Required work:
Read the lines below. Copy out any that hold the string "JSON".

┄┄┄┄┄┄┄┄┄┄┄┄┄┄┄┄┄┄┄┄

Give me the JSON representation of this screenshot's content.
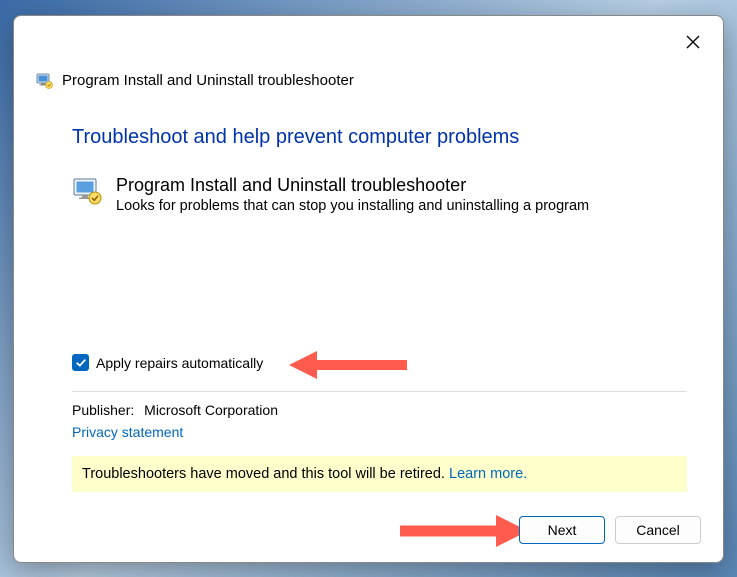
{
  "window": {
    "title": "Program Install and Uninstall troubleshooter"
  },
  "content": {
    "heading": "Troubleshoot and help prevent computer problems",
    "program_title": "Program Install and Uninstall troubleshooter",
    "program_desc": "Looks for problems that can stop you installing and uninstalling a program",
    "checkbox_label": "Apply repairs automatically",
    "publisher_label": "Publisher:",
    "publisher_name": "Microsoft Corporation",
    "privacy": "Privacy statement",
    "notice_text": "Troubleshooters have moved and this tool will be retired. ",
    "notice_learn": "Learn more."
  },
  "buttons": {
    "next": "Next",
    "cancel": "Cancel"
  },
  "colors": {
    "accent": "#0067c0",
    "heading": "#0033aa",
    "notice_bg": "#ffffcc",
    "arrow": "#ff5b4f"
  }
}
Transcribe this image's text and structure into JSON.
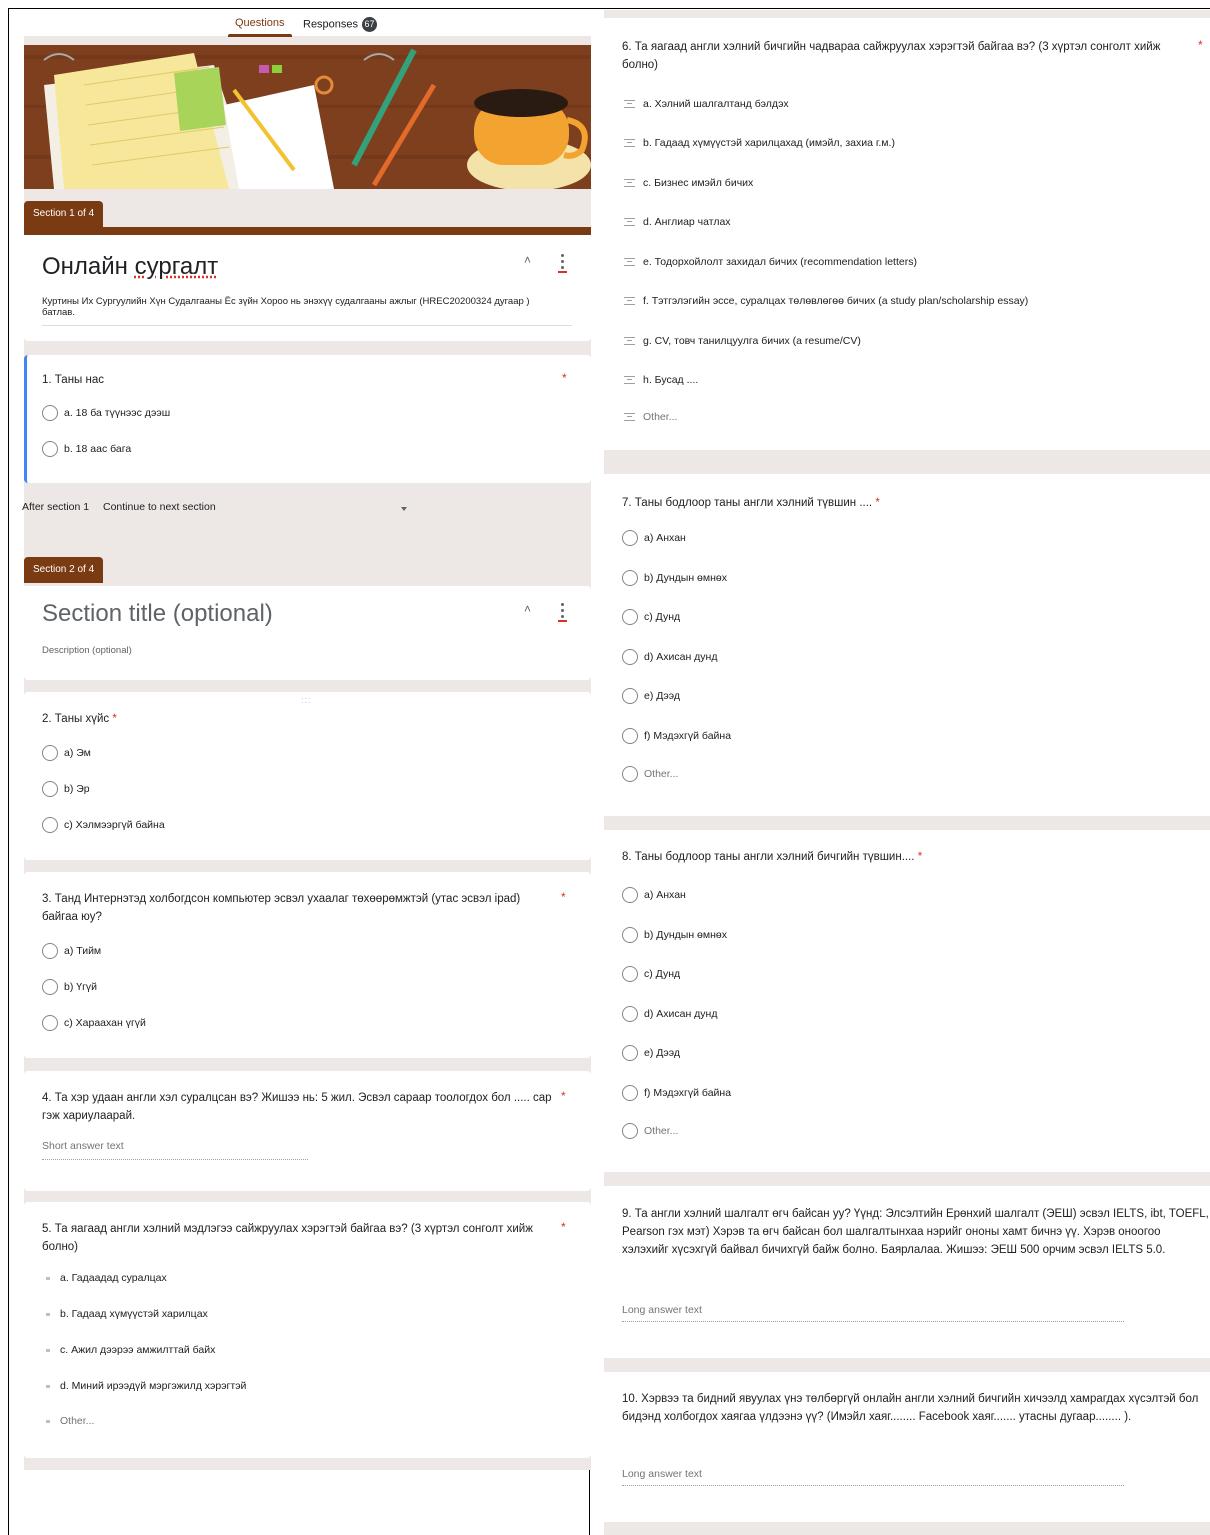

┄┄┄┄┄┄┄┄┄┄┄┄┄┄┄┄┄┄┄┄

Answer box:
Give me the JSON representation of this screenshot's content.
Transcribe this image's text and structure into JSON.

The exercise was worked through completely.